The Bank of England Governor yesterday endorsed Cameron’s plans to cut the record budget deficit after discussing the government’s proposals in a morning telephone conversation with Chancellor of the Exchequer George Osborne. The new government plans an emergency budget within two months.
King’s comments will help Cameron shore up his authority after the Conservative Party failed to win a majority in last week’s election, forcing him to form Britain’s first coalition since World War II. His assent may also silence critics in the opposition Labour party, which fought the campaign on the need to keep up spending and sustain the economic recovery.
“This ‘BOE blessing’ should markedly reinforce the political position of the Conservative-Lib Dem coalition,” Michael Saunders, chief western European economist at Citigroup Inc., said in a note to investors.
The pound dropped 0.5 percent from yesterday against the dollar and traded at $1.4758 at 11:05 a.m. in London. Against the euro, sterling weakened 0.2 percent to 85.31 pence.
Osborne told Cameron’s first Cabinet meeting today that economic priorities would include tackling the deficit and banking reform, Cameron’s office said in an e-mailed statement. The chancellor told reporters afterward that the coalition committed to “significantly accelerated” cuts to the structural part of the deficit and that the country faces a “difficult economic situation.”
King, whose 5-year term will end in 2013, is politically independent by law and usually restricts his comments to monetary policy. While he hosted the press conference yesterday to explain the bank’s latest quarterly economic forecasts, the budget deficit dominated the proceedings.
When asked why he was being so explicit on the government’s plans, King said that he tried to intervene “as little as possible” before the election. It was appropriate to comment on the deficit now in a “very unusual situation” where the coalition partners had sought his advice, he said.
“He knows that whatever he says is going to have incredible resonance and can be used one way or the other,” Grant Lewis, an economist at Daiwa Capital Europe Ltd. and a former U.K. Treasury official, said in a telephone interview. “It helps bolster the government’s position and he knows it.”
Cameron is proposing 6 billion pounds ($9 billion) of spending cuts in this fiscal year. Former Prime Minister Gordon Brown argued repeatedly in the election campaign against an immediate budget squeeze to maintain the economic recovery. King refuted that concern yesterday, saying that a spending reduction of that size is unlikely to “dramatically change” the economy’s outlook.
“The fact that the Bank of England now has the view that the bigger risks are very much from not doing enough is going to be very helpful for the new government,” said Ross Walker, an economist at Royal Bank of Scotland Group Plc in London and a former U.K. government adviser. “It will help neuter any opportunistic populists and political opposition to this.”
Opposed by Some
That support would be welcome for Cameron, who must sustain an alliance with the Liberal Democrats opposed by some supporters of both parties. Cameron sought a coalition after his Conservative Party failed to gain enough seats to control Parliament in the May 6 election, and clinched an agreement after a five-day courting session.
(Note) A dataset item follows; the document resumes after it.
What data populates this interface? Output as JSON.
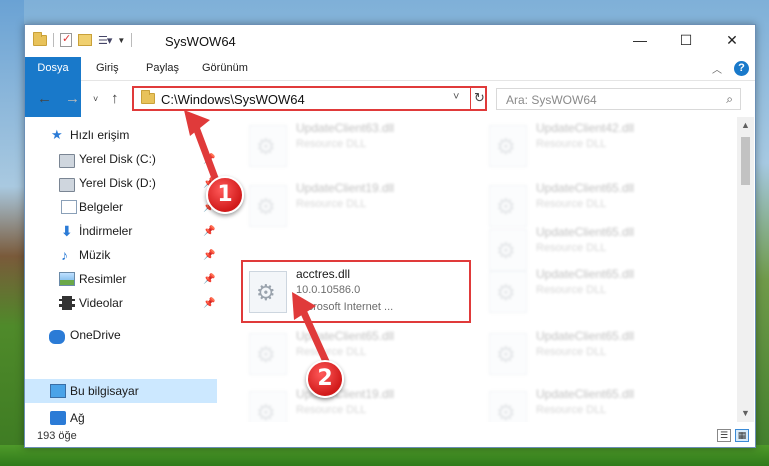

The governor still wants to remain as much as possible out of politics and his comments yesterday would have been motivated by his concern for the economy rather than partisanship, Peter Dixon, global equities economist at Commerzbank AG in London, said in a telephone interview.
“I don’t think he’s taking sides politically,” Dixon said. “People try to attribute political machinations to Mervyn’s stance, but I think genuinely he does remain above the fray and his comments on fiscal policy have been framed in the economic context of the past 18 months, rather than a political one.”
King has spent more than a year urging government ministers to take action on the country’s record deficit, providing ammunition for both Cameron and Brown in their sparring matches in Parliament. King said yesterday that Greece’s fiscal crisis shows what can happen when budgets run out of control.
“It’s music to the government’s ears,” Brian Hilliard, a London-based economist at Societe Generale SA and former Bank of England official, said in a telephone interview. “It’s immensely helpful to the government because what it does is give the market’s support for the contentious issue of making a rapid start on deficit reduction.”